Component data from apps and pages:
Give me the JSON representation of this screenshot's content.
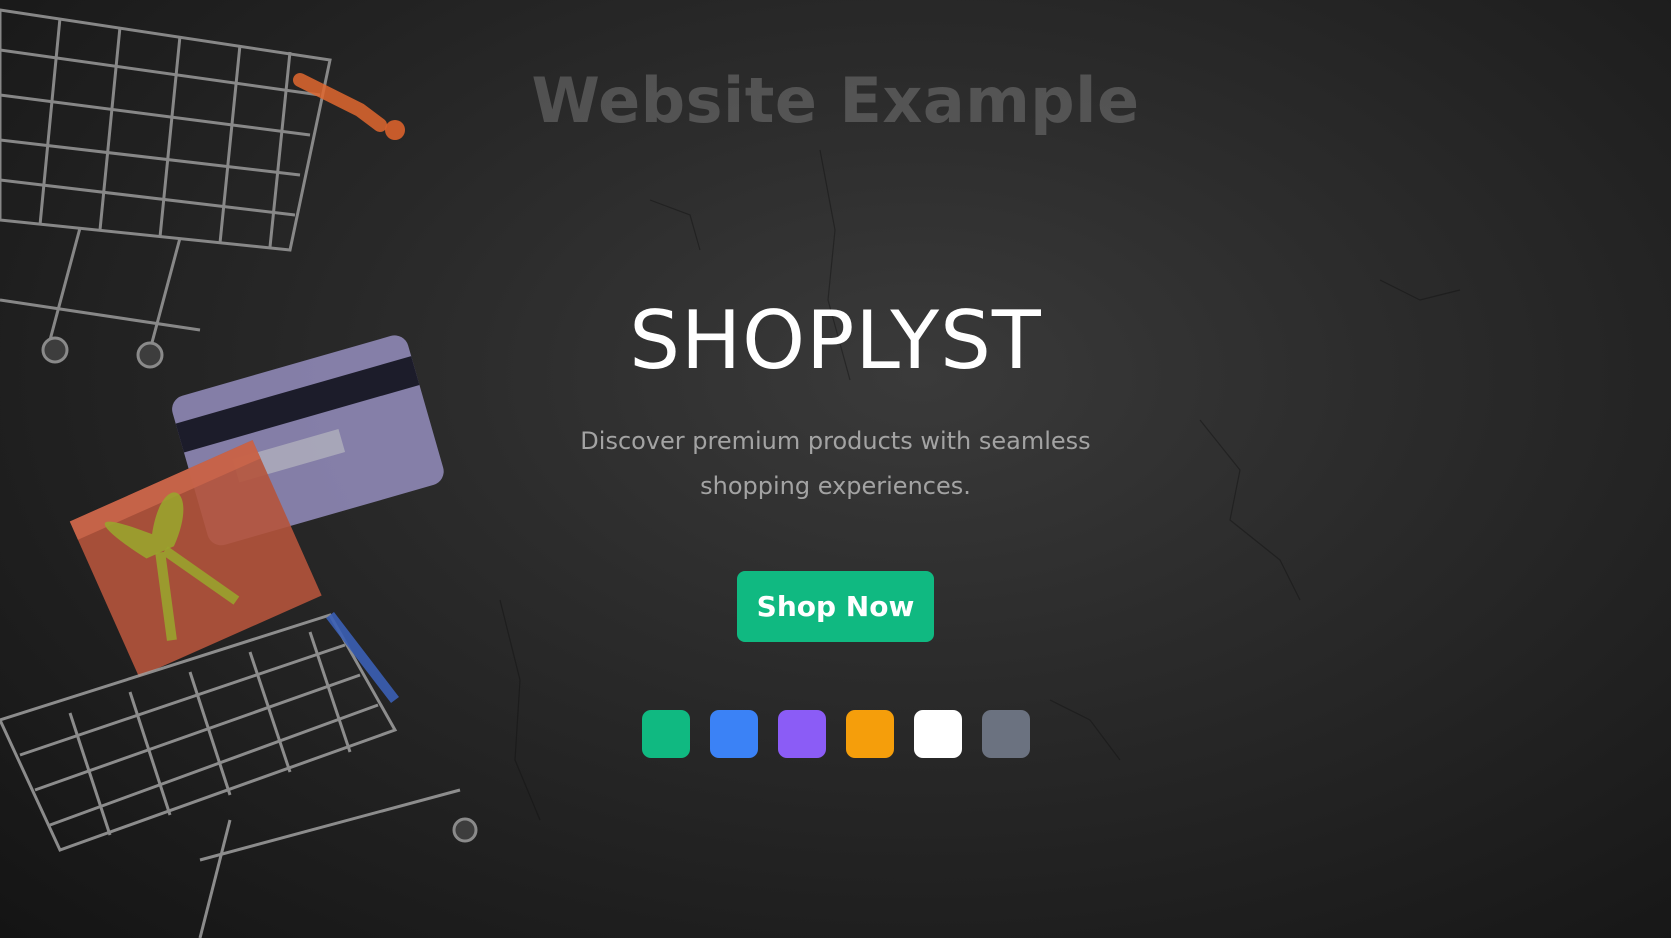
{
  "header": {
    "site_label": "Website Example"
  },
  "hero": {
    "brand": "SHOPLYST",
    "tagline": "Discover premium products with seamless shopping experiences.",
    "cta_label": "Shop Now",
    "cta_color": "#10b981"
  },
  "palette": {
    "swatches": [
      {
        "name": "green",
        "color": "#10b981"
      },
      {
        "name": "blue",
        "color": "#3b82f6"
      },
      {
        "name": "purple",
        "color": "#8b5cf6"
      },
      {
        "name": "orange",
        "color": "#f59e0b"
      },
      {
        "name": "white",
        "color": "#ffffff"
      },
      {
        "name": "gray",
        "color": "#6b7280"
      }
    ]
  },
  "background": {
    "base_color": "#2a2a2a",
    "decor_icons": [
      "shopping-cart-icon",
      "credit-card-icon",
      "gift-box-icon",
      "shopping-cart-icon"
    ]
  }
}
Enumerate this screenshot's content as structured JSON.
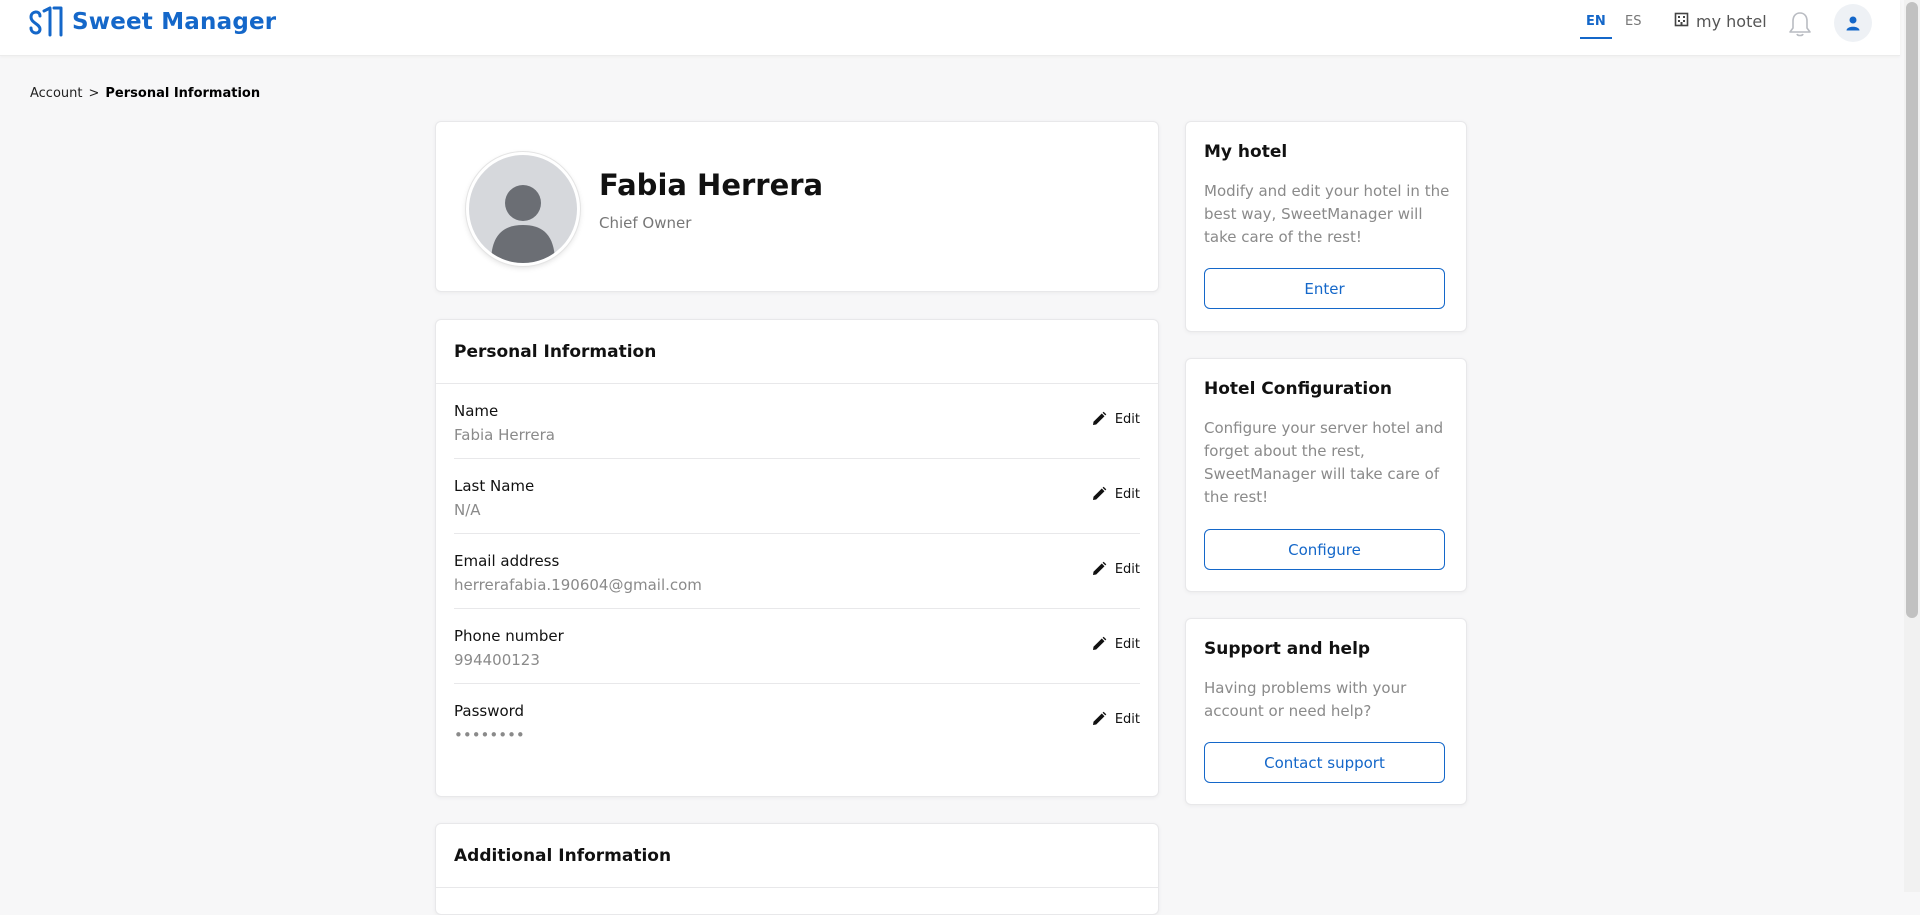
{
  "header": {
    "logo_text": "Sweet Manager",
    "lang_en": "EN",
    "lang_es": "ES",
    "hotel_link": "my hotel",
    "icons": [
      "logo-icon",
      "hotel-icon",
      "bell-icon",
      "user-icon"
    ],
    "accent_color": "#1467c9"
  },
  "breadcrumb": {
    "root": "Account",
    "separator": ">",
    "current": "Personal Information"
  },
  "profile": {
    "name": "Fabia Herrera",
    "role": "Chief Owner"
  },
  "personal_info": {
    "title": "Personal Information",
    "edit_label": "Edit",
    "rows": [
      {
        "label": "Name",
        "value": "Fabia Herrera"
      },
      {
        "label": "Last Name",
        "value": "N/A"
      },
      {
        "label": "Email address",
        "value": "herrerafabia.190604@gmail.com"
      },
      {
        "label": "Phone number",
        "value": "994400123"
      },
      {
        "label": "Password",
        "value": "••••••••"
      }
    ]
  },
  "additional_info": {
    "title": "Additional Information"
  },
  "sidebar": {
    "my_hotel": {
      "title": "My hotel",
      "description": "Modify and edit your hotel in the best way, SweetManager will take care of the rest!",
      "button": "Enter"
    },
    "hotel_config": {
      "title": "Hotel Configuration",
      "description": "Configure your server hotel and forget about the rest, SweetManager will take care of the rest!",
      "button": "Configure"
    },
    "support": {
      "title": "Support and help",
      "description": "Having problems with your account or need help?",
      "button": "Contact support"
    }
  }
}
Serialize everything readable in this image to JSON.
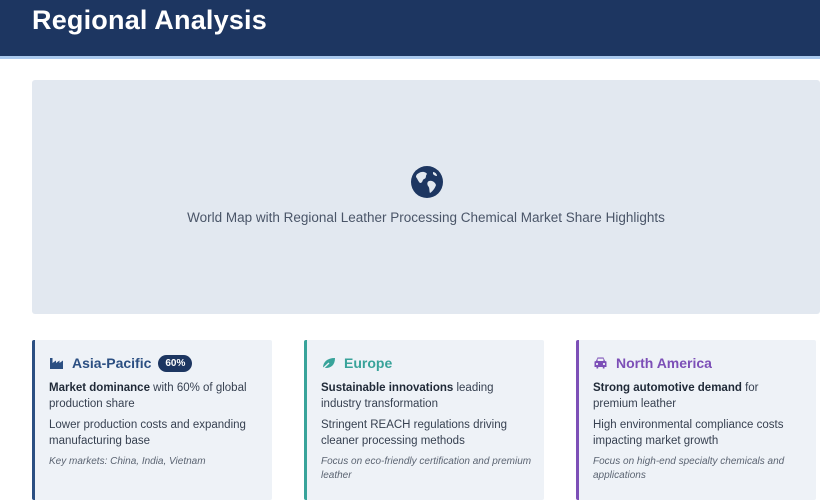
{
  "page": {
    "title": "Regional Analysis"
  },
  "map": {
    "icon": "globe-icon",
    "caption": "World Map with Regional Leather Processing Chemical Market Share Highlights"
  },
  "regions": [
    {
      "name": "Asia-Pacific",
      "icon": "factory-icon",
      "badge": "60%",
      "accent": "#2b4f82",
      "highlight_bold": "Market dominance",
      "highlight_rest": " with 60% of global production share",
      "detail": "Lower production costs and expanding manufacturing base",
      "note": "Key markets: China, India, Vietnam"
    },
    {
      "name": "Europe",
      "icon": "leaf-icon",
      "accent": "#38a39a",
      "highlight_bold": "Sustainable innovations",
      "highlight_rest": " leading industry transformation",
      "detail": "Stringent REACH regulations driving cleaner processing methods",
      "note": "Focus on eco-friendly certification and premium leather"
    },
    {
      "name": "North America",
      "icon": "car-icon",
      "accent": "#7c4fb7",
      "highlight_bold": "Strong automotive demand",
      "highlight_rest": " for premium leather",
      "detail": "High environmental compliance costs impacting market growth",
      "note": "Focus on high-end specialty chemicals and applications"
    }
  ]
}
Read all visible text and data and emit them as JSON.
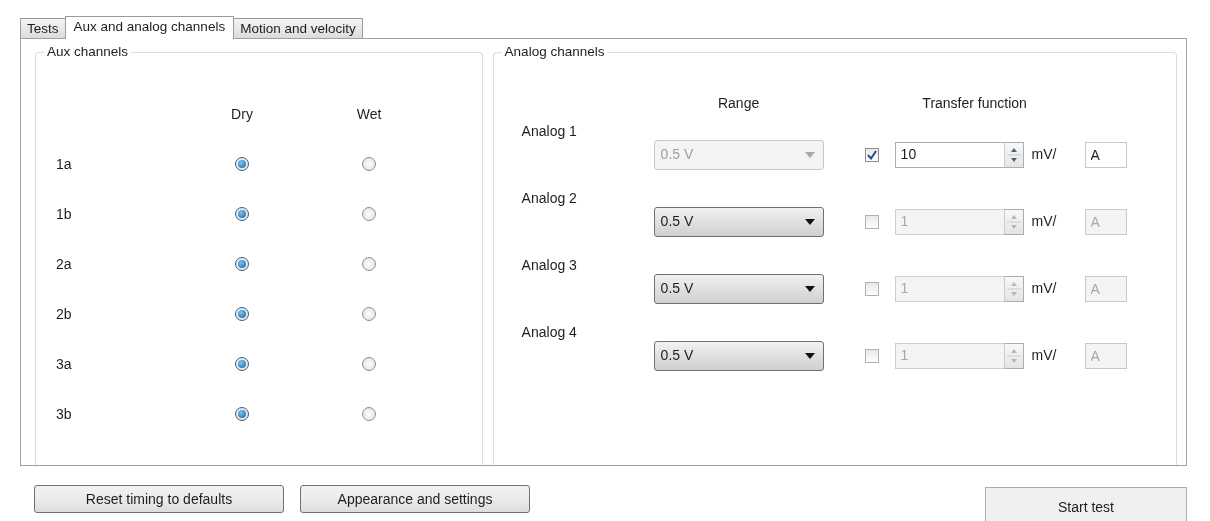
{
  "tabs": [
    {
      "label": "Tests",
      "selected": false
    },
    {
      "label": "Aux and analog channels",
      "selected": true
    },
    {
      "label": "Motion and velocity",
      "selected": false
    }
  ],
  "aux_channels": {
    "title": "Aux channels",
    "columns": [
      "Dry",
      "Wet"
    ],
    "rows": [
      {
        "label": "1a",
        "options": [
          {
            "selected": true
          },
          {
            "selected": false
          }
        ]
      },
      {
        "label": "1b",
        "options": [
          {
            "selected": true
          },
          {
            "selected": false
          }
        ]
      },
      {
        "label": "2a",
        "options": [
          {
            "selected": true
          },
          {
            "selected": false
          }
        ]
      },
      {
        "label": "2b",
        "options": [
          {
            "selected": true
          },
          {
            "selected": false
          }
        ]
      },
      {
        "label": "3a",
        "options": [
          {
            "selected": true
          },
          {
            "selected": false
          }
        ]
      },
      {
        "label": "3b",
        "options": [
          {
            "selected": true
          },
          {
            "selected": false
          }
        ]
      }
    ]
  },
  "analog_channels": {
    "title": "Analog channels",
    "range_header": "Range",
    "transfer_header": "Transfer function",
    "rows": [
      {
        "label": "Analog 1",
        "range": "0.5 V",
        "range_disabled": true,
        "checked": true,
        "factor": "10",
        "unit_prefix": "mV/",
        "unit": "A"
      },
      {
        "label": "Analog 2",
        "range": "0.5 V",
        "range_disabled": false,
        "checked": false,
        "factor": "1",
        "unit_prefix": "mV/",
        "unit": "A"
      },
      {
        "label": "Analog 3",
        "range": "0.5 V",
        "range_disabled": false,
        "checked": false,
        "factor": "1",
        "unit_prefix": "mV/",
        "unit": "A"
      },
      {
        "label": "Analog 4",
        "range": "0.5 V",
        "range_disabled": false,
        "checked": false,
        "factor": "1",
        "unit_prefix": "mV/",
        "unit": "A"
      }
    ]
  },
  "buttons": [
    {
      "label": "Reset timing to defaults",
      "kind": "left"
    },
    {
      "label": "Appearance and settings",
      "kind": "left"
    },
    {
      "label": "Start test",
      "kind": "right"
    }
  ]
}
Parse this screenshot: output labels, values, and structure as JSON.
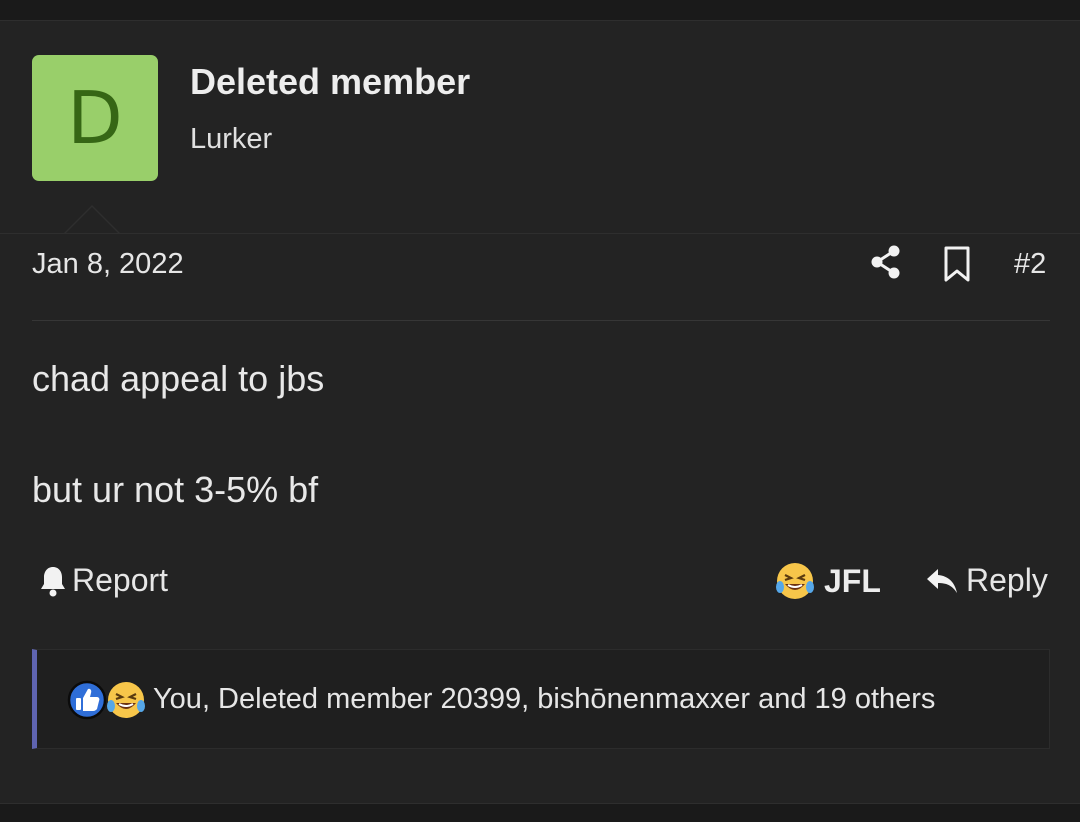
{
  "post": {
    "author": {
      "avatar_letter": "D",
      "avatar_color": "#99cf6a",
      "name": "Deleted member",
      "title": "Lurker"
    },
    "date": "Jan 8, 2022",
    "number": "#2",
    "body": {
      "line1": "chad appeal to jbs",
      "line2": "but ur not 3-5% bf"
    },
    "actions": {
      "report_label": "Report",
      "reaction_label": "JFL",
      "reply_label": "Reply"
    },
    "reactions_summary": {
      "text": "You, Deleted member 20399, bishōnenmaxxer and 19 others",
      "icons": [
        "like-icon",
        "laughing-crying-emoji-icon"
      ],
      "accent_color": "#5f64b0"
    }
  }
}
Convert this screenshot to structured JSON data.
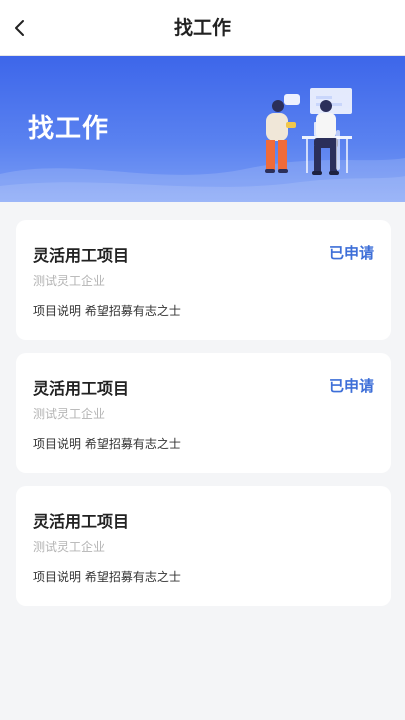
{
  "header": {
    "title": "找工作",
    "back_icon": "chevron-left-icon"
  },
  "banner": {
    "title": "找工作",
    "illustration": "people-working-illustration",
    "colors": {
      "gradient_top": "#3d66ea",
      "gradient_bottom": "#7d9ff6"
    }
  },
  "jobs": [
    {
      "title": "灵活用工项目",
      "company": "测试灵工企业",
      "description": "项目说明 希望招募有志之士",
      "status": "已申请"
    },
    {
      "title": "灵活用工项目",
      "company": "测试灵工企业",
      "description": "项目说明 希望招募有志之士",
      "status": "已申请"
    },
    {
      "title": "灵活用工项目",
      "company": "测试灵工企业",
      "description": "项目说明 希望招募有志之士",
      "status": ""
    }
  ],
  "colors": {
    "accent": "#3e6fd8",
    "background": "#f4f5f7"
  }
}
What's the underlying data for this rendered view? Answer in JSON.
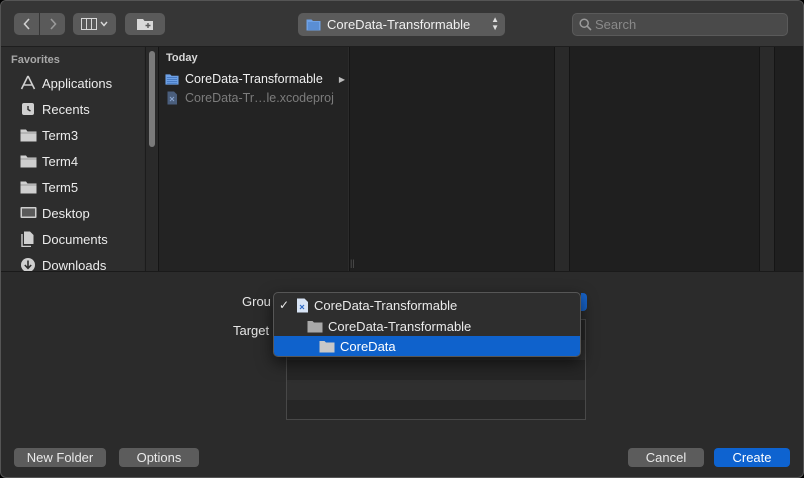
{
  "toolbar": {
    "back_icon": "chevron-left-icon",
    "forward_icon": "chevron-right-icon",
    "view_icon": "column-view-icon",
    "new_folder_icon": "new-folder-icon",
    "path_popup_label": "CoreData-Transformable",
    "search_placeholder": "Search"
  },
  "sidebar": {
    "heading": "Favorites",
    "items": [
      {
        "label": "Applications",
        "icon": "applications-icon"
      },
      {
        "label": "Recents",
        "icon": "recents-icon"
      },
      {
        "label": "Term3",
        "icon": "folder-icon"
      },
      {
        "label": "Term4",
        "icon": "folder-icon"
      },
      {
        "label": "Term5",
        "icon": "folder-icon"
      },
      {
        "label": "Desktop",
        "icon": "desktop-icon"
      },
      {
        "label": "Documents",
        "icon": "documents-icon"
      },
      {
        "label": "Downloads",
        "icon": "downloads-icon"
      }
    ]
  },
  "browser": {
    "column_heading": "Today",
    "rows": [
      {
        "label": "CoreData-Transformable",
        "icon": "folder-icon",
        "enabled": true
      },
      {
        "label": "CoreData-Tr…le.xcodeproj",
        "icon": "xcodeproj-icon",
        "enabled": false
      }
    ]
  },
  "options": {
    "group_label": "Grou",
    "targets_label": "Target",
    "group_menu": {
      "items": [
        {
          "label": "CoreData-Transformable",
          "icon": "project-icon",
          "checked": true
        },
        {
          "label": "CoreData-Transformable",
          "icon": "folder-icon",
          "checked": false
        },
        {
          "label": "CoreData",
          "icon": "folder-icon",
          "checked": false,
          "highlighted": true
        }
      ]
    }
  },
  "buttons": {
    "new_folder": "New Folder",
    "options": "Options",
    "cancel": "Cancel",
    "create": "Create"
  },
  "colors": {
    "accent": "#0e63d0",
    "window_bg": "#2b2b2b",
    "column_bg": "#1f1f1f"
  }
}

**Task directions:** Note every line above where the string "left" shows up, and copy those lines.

**Response to the exercise:**
      "kind": "left"
      "kind": "left"
    "back_icon": "chevron-left-icon"
    "back_icon": "chevron-left-icon",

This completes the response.